* **PROBLEM STATEMENT**
Your answer must match the data word for word.

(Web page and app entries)
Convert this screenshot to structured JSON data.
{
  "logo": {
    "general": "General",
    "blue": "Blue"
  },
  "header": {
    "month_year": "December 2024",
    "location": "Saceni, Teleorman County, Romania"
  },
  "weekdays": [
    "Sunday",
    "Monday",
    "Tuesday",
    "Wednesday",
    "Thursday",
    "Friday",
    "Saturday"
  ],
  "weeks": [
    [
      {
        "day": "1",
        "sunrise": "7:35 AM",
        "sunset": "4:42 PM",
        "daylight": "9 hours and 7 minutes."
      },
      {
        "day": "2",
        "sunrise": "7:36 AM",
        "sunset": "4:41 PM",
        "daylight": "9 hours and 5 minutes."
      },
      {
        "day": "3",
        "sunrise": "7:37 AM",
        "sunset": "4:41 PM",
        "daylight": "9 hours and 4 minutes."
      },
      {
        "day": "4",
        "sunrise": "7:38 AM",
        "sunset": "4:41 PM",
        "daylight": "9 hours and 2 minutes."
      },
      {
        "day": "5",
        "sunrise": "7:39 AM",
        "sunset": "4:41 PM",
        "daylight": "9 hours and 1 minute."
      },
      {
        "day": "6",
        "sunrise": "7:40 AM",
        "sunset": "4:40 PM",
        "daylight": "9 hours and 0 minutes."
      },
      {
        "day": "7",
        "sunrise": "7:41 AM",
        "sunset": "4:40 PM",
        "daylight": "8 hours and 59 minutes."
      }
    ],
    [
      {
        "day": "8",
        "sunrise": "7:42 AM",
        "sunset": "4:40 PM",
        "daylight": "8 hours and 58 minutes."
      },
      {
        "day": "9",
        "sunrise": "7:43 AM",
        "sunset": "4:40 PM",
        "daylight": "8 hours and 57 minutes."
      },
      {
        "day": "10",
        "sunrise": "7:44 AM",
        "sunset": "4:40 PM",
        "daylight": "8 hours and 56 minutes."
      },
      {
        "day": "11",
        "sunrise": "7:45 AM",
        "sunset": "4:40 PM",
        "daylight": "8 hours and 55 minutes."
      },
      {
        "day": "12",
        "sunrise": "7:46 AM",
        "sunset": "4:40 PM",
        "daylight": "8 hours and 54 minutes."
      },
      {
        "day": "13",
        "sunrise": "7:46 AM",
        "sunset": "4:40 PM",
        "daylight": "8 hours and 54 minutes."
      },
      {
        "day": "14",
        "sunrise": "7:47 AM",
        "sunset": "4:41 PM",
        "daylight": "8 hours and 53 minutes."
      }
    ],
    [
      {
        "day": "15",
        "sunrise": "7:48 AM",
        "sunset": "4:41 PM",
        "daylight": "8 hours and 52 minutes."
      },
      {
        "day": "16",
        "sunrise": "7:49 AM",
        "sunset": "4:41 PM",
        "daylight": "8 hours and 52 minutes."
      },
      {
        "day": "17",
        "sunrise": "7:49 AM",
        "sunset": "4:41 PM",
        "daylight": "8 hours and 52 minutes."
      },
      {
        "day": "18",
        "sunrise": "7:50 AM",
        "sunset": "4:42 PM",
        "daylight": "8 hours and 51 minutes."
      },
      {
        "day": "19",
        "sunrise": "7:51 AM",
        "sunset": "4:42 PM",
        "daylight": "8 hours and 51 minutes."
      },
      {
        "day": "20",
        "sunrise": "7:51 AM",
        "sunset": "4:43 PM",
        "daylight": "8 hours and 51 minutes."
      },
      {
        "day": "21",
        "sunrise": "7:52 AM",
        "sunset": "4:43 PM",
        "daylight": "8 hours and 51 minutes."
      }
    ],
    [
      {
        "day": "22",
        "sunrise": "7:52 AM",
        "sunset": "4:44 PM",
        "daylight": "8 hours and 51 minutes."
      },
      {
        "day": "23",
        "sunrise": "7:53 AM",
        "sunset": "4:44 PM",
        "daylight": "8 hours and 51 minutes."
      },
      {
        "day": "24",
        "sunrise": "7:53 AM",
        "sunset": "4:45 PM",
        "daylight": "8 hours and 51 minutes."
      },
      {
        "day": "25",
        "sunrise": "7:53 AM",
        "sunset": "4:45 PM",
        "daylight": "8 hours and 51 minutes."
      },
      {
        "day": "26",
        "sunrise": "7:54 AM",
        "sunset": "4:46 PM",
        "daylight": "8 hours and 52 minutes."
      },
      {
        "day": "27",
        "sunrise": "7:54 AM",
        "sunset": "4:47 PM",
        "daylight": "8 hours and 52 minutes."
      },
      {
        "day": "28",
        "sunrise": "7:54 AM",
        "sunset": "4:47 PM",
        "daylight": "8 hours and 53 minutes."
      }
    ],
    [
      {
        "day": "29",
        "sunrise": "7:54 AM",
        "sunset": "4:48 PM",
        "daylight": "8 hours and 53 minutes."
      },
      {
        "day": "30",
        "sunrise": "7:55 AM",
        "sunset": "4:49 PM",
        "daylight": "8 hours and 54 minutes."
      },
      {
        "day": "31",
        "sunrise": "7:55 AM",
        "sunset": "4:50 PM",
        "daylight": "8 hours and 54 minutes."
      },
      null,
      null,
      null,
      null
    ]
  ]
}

* **EXERCISE SOLUTION**
Convert this screenshot to structured JSON data.
{
  "logo": {
    "general": "General",
    "blue": "Blue"
  },
  "header": {
    "month_year": "December 2024",
    "location": "Saceni, Teleorman County, Romania"
  },
  "weekdays": [
    "Sunday",
    "Monday",
    "Tuesday",
    "Wednesday",
    "Thursday",
    "Friday",
    "Saturday"
  ],
  "weeks": [
    [
      {
        "day": "1",
        "sunrise": "7:35 AM",
        "sunset": "4:42 PM",
        "daylight": "9 hours and 7 minutes."
      },
      {
        "day": "2",
        "sunrise": "7:36 AM",
        "sunset": "4:41 PM",
        "daylight": "9 hours and 5 minutes."
      },
      {
        "day": "3",
        "sunrise": "7:37 AM",
        "sunset": "4:41 PM",
        "daylight": "9 hours and 4 minutes."
      },
      {
        "day": "4",
        "sunrise": "7:38 AM",
        "sunset": "4:41 PM",
        "daylight": "9 hours and 2 minutes."
      },
      {
        "day": "5",
        "sunrise": "7:39 AM",
        "sunset": "4:41 PM",
        "daylight": "9 hours and 1 minute."
      },
      {
        "day": "6",
        "sunrise": "7:40 AM",
        "sunset": "4:40 PM",
        "daylight": "9 hours and 0 minutes."
      },
      {
        "day": "7",
        "sunrise": "7:41 AM",
        "sunset": "4:40 PM",
        "daylight": "8 hours and 59 minutes."
      }
    ],
    [
      {
        "day": "8",
        "sunrise": "7:42 AM",
        "sunset": "4:40 PM",
        "daylight": "8 hours and 58 minutes."
      },
      {
        "day": "9",
        "sunrise": "7:43 AM",
        "sunset": "4:40 PM",
        "daylight": "8 hours and 57 minutes."
      },
      {
        "day": "10",
        "sunrise": "7:44 AM",
        "sunset": "4:40 PM",
        "daylight": "8 hours and 56 minutes."
      },
      {
        "day": "11",
        "sunrise": "7:45 AM",
        "sunset": "4:40 PM",
        "daylight": "8 hours and 55 minutes."
      },
      {
        "day": "12",
        "sunrise": "7:46 AM",
        "sunset": "4:40 PM",
        "daylight": "8 hours and 54 minutes."
      },
      {
        "day": "13",
        "sunrise": "7:46 AM",
        "sunset": "4:40 PM",
        "daylight": "8 hours and 54 minutes."
      },
      {
        "day": "14",
        "sunrise": "7:47 AM",
        "sunset": "4:41 PM",
        "daylight": "8 hours and 53 minutes."
      }
    ],
    [
      {
        "day": "15",
        "sunrise": "7:48 AM",
        "sunset": "4:41 PM",
        "daylight": "8 hours and 52 minutes."
      },
      {
        "day": "16",
        "sunrise": "7:49 AM",
        "sunset": "4:41 PM",
        "daylight": "8 hours and 52 minutes."
      },
      {
        "day": "17",
        "sunrise": "7:49 AM",
        "sunset": "4:41 PM",
        "daylight": "8 hours and 52 minutes."
      },
      {
        "day": "18",
        "sunrise": "7:50 AM",
        "sunset": "4:42 PM",
        "daylight": "8 hours and 51 minutes."
      },
      {
        "day": "19",
        "sunrise": "7:51 AM",
        "sunset": "4:42 PM",
        "daylight": "8 hours and 51 minutes."
      },
      {
        "day": "20",
        "sunrise": "7:51 AM",
        "sunset": "4:43 PM",
        "daylight": "8 hours and 51 minutes."
      },
      {
        "day": "21",
        "sunrise": "7:52 AM",
        "sunset": "4:43 PM",
        "daylight": "8 hours and 51 minutes."
      }
    ],
    [
      {
        "day": "22",
        "sunrise": "7:52 AM",
        "sunset": "4:44 PM",
        "daylight": "8 hours and 51 minutes."
      },
      {
        "day": "23",
        "sunrise": "7:53 AM",
        "sunset": "4:44 PM",
        "daylight": "8 hours and 51 minutes."
      },
      {
        "day": "24",
        "sunrise": "7:53 AM",
        "sunset": "4:45 PM",
        "daylight": "8 hours and 51 minutes."
      },
      {
        "day": "25",
        "sunrise": "7:53 AM",
        "sunset": "4:45 PM",
        "daylight": "8 hours and 51 minutes."
      },
      {
        "day": "26",
        "sunrise": "7:54 AM",
        "sunset": "4:46 PM",
        "daylight": "8 hours and 52 minutes."
      },
      {
        "day": "27",
        "sunrise": "7:54 AM",
        "sunset": "4:47 PM",
        "daylight": "8 hours and 52 minutes."
      },
      {
        "day": "28",
        "sunrise": "7:54 AM",
        "sunset": "4:47 PM",
        "daylight": "8 hours and 53 minutes."
      }
    ],
    [
      {
        "day": "29",
        "sunrise": "7:54 AM",
        "sunset": "4:48 PM",
        "daylight": "8 hours and 53 minutes."
      },
      {
        "day": "30",
        "sunrise": "7:55 AM",
        "sunset": "4:49 PM",
        "daylight": "8 hours and 54 minutes."
      },
      {
        "day": "31",
        "sunrise": "7:55 AM",
        "sunset": "4:50 PM",
        "daylight": "8 hours and 54 minutes."
      },
      null,
      null,
      null,
      null
    ]
  ]
}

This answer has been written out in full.